Directions for this task: In the entries below, count every line containing "vibrant". Reply with the number alone.

Records to process:
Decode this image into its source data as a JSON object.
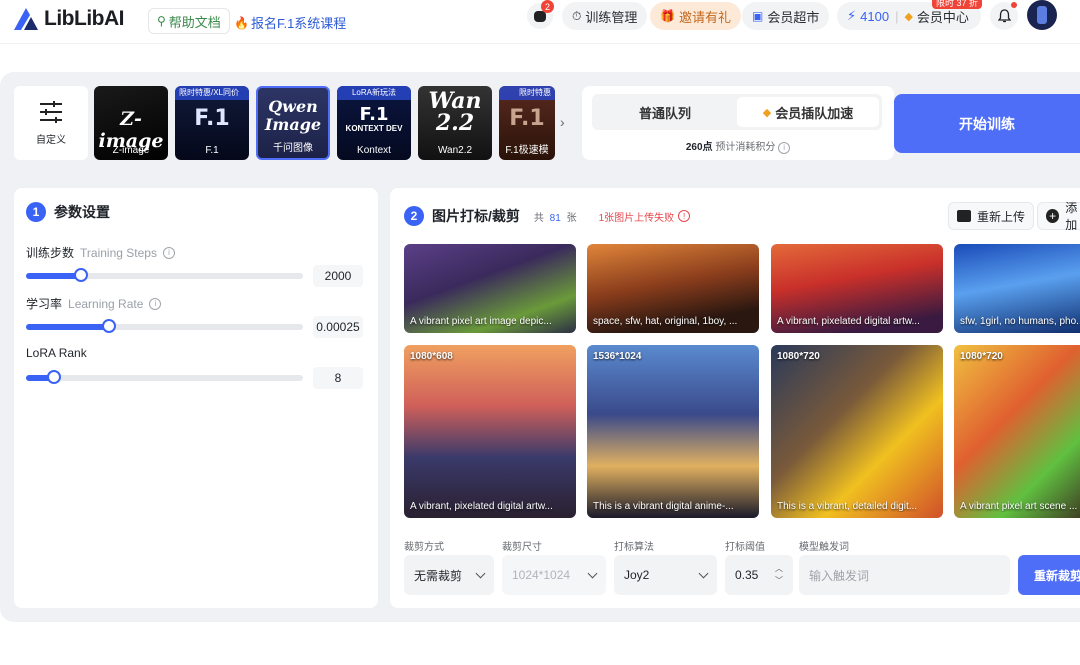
{
  "header": {
    "logo_text": "LibLibAI",
    "help_label": "帮助文档",
    "course_label": "报名F.1系统课程",
    "notif_count": "2",
    "train_manage": "训练管理",
    "invite": "邀请有礼",
    "vip_market": "会员超市",
    "points": "4100",
    "vip_center": "会员中心",
    "discount_tag": "限时 37 折"
  },
  "presets": [
    {
      "label": "自定义"
    },
    {
      "label": "Z-image",
      "big": "Z-image"
    },
    {
      "label": "F.1",
      "big": "F.1",
      "tag": "限时特惠/XL同价"
    },
    {
      "label": "千问图像",
      "big": "Qwen Image"
    },
    {
      "label": "Kontext",
      "big": "F.1",
      "sub": "KONTEXT DEV",
      "tag": "LoRA新玩法"
    },
    {
      "label": "Wan2.2",
      "big": "Wan 2.2"
    },
    {
      "label": "F.1极速模",
      "big": "F.1",
      "tag": "限时特惠"
    }
  ],
  "queue": {
    "normal": "普通队列",
    "vip": "会员插队加速",
    "cost_points": "260点",
    "cost_label": "预计消耗积分"
  },
  "start_label": "开始训练",
  "params": {
    "step_num": "1",
    "title": "参数设置",
    "steps_label": "训练步数",
    "steps_en": "Training Steps",
    "steps_value": "2000",
    "steps_fraction": 0.2,
    "lr_label": "学习率",
    "lr_en": "Learning Rate",
    "lr_value": "0.00025",
    "lr_fraction": 0.3,
    "rank_label": "LoRA Rank",
    "rank_value": "8",
    "rank_fraction": 0.1
  },
  "images": {
    "step_num": "2",
    "title": "图片打标/裁剪",
    "count_prefix": "共",
    "count": "81",
    "count_suffix": "张",
    "fail_msg": "1张图片上传失败",
    "reupload": "重新上传",
    "add": "添加",
    "thumbs_row1": [
      {
        "caption": "A vibrant pixel art image depic..."
      },
      {
        "caption": "space, sfw, hat, original, 1boy, ..."
      },
      {
        "caption": "A vibrant, pixelated digital artw..."
      },
      {
        "caption": "sfw, 1girl, no humans, pho..."
      }
    ],
    "thumbs_row2": [
      {
        "dim": "1080*608",
        "caption": "A vibrant, pixelated digital artw..."
      },
      {
        "dim": "1536*1024",
        "caption": "This is a vibrant digital anime-..."
      },
      {
        "dim": "1080*720",
        "caption": "This is a vibrant, detailed digit..."
      },
      {
        "dim": "1080*720",
        "caption": "A vibrant pixel art scene ..."
      }
    ]
  },
  "footer": {
    "crop_method_label": "裁剪方式",
    "crop_method": "无需裁剪",
    "crop_size_label": "裁剪尺寸",
    "crop_size": "1024*1024",
    "tag_algo_label": "打标算法",
    "tag_algo": "Joy2",
    "threshold_label": "打标阈值",
    "threshold": "0.35",
    "trigger_label": "模型触发词",
    "trigger_placeholder": "输入触发词",
    "recrop": "重新裁剪"
  }
}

Result: 6